As well as being fearful of the security implications of allowing in millions of people whose identities, beliefs and intentions are unknown and — in such large numbers — unknowable, many Europeans are deeply concerned that this movement heralds an irreversible alteration in the fabric of their society. Many Europeans do not want to become a melting pot for the Middle East and Africa, but want to retain something of their own identities and traditions. Apparently, it is not just a minority who feel concern about this. Poll after poll shows a significant majority of the public in each and every European country opposed to immigration at anything like the current rate.

The sinister thing about what Facebook is doing is that it is now removing speech that presumably almost everybody might consider racist — along with speech that only someone at Facebook decides is “racist.”

And it just so happens to turn out that, lo and behold, this idea of “racist” speech appears to include anything critical of the EU’s current catastrophic immigration policy.

By deciding that “xenophobic” comment in reaction to the crisis is also “racist,” Facebook has made the view of the majority of the European people (who, it must be stressed, are opposed to Chancellor Merkel’s policies) into “racist” views, and so is condemning the majority of Europeans as “racist.” This is a policy that will do its part in pushing Europe into a disastrous future.

Because even if some of the speech Facebook is so scared of is in some way “xenophobic,” there are deep questions as to why such speech should be banned. In lieu of violence, speech is one of the best ways for people to vent their feelings and frustrations. Remove the right to speak about your frustrations, and only violence is left. Weimar Germany — to give just one example — was replete with hate-speech laws intended to limit speech the state did not like. These laws did nothing whatsoever to limit the rise of extremism; it only made martyrs out of those it pursued, and persuaded an even larger number of people that the time for talking was over.

The sinister reality of a society in which the expression of majority opinion is being turned into a crime has already been seen across Europe.

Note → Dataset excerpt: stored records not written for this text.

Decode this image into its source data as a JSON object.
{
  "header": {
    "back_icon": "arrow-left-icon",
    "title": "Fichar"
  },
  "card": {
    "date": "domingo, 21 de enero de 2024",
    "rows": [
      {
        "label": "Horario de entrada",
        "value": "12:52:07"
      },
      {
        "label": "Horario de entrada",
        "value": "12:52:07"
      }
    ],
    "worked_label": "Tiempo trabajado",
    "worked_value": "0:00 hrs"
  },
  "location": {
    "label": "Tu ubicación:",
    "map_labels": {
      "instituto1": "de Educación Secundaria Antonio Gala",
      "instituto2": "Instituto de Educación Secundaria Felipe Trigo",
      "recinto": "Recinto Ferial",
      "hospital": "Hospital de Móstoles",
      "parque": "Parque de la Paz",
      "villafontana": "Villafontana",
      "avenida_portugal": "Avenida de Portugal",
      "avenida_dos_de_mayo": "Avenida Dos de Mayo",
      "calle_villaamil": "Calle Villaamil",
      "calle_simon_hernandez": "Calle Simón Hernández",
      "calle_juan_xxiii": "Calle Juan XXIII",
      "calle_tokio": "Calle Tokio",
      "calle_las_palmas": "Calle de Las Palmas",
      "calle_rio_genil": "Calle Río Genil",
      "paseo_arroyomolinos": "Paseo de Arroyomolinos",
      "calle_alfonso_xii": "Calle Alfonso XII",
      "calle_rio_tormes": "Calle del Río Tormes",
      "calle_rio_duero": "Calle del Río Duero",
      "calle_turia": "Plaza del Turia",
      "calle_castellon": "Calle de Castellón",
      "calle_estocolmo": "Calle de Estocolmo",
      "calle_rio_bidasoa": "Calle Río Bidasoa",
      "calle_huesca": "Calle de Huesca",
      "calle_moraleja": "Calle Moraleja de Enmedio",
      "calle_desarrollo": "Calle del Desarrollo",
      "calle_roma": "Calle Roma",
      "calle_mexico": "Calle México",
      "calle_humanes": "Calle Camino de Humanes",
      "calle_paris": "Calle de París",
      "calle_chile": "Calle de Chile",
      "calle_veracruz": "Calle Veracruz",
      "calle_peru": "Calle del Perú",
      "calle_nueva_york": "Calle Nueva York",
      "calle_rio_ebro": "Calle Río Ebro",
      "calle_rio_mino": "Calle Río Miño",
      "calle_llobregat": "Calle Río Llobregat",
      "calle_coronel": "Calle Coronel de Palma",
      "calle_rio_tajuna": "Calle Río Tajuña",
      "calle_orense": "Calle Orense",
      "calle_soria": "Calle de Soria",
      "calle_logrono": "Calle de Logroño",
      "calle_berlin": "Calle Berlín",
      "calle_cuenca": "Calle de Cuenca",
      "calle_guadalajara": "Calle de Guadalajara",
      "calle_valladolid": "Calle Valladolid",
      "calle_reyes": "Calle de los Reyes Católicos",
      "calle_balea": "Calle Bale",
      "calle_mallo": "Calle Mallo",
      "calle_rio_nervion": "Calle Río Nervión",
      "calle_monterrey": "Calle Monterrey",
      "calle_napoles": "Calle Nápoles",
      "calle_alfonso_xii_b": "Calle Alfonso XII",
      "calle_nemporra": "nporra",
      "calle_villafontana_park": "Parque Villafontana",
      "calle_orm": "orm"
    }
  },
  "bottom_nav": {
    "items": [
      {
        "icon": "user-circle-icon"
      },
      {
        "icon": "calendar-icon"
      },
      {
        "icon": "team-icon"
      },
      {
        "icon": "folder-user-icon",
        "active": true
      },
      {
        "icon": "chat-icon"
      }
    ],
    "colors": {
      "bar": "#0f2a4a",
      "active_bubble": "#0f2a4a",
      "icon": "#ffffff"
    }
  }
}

Just last week, reports from the Netherlands told of Dutch citizens being visited by the police and warned about posting anti-mass-immigration sentiments on Twitter and other social media.

In this toxic mix, Facebook has now — knowingly or unknowingly — played its part. The lid is being put on the pressure cooker at precisely the moment that the heat is being turned up. A true “initiative for civil courage” would explain to both Merkel and Zuckerberg that their policy can have only one possible result.